"We are looking at the possibility," he said. "I can't say for sure that we can opt out (of the 3 a.m. cutoff). Maybe not. But if an establishment is licensed by the state for the sale of alcoholic beverages, we don't control them."

Gass said he is working with representatives of the Tennessee Alcoholic Beverage Commission to learn more.

"We are approving sales till 3?" asked Robinson of ordinance 954.

"This simply sets it for another reading," said Gass. "I want to have a representative of the ABC here to talk about the regulations, so you as a board can ask questions." In the meantime, he said, he would look into the option of limiting hours.

"You can still oppose on second vote," said Gass.

"Why wasn't this information given to us before the first vote?" asked Robinson.

"We need to get the first reading in place," said Wear. "Then we do due diligence."

The ordinance passed on first reading by a vote of 3-2. Robinson and Reagan voted against it.

The commission tabled a measure that would grant an additional $15,700 to the Knoxville engineering firm CDM Smith for the traffic signal at Music Road and the Parkway.

In other business, the committee approved:

- Change orders to Progression Electric for the traffic signal at Music Road and the Parkway

- The paving of Tiger Drive

- Replacing the pump base at the Middle Creek Lift Station

- Extrication equipment for the Fire Department

- A utility vehicle and a triplex reel mower for the Parks and Recreation Department

- A tree grant from the state Division of Forestry, along with a matching city grant

- Donating library books to the Friends of the Pigeon Forge Public Library

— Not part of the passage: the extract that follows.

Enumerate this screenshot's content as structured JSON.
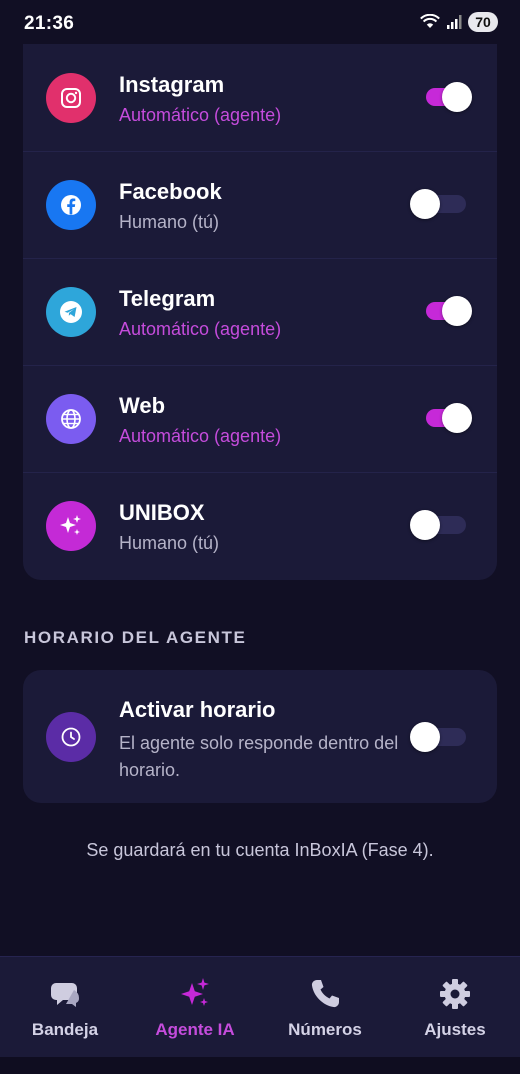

- Naming Greg Nichols to the Tree Board

- A name for the new street from the Parkway through the Island to the city's parking lot: The Island Drive